## Description of the task
Word for word, reproduce the records, keeping none of the pictures.
- - -
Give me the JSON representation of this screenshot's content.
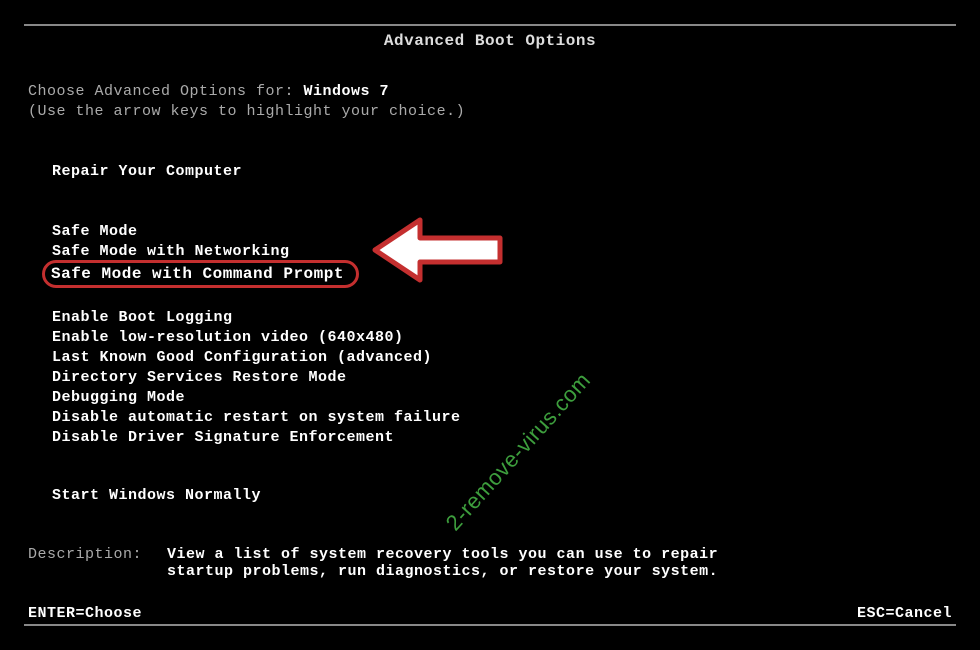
{
  "title": "Advanced Boot Options",
  "prompt": {
    "prefix": "Choose Advanced Options for: ",
    "os": "Windows 7",
    "hint": "(Use the arrow keys to highlight your choice.)"
  },
  "menu": {
    "repair": "Repair Your Computer",
    "group1": [
      "Safe Mode",
      "Safe Mode with Networking"
    ],
    "selected": "Safe Mode with Command Prompt",
    "group2": [
      "Enable Boot Logging",
      "Enable low-resolution video (640x480)",
      "Last Known Good Configuration (advanced)",
      "Directory Services Restore Mode",
      "Debugging Mode",
      "Disable automatic restart on system failure",
      "Disable Driver Signature Enforcement"
    ],
    "normal": "Start Windows Normally"
  },
  "description": {
    "label": "Description:",
    "line1": "View a list of system recovery tools you can use to repair",
    "line2": "startup problems, run diagnostics, or restore your system."
  },
  "footer": {
    "left": "ENTER=Choose",
    "right": "ESC=Cancel"
  },
  "watermark": "2-remove-virus.com"
}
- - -
## Solution below
Give me the JSON representation of this screenshot's content.
{
  "title": "Advanced Boot Options",
  "prompt": {
    "prefix": "Choose Advanced Options for: ",
    "os": "Windows 7",
    "hint": "(Use the arrow keys to highlight your choice.)"
  },
  "menu": {
    "repair": "Repair Your Computer",
    "group1": [
      "Safe Mode",
      "Safe Mode with Networking"
    ],
    "selected": "Safe Mode with Command Prompt",
    "group2": [
      "Enable Boot Logging",
      "Enable low-resolution video (640x480)",
      "Last Known Good Configuration (advanced)",
      "Directory Services Restore Mode",
      "Debugging Mode",
      "Disable automatic restart on system failure",
      "Disable Driver Signature Enforcement"
    ],
    "normal": "Start Windows Normally"
  },
  "description": {
    "label": "Description:",
    "line1": "View a list of system recovery tools you can use to repair",
    "line2": "startup problems, run diagnostics, or restore your system."
  },
  "footer": {
    "left": "ENTER=Choose",
    "right": "ESC=Cancel"
  },
  "watermark": "2-remove-virus.com"
}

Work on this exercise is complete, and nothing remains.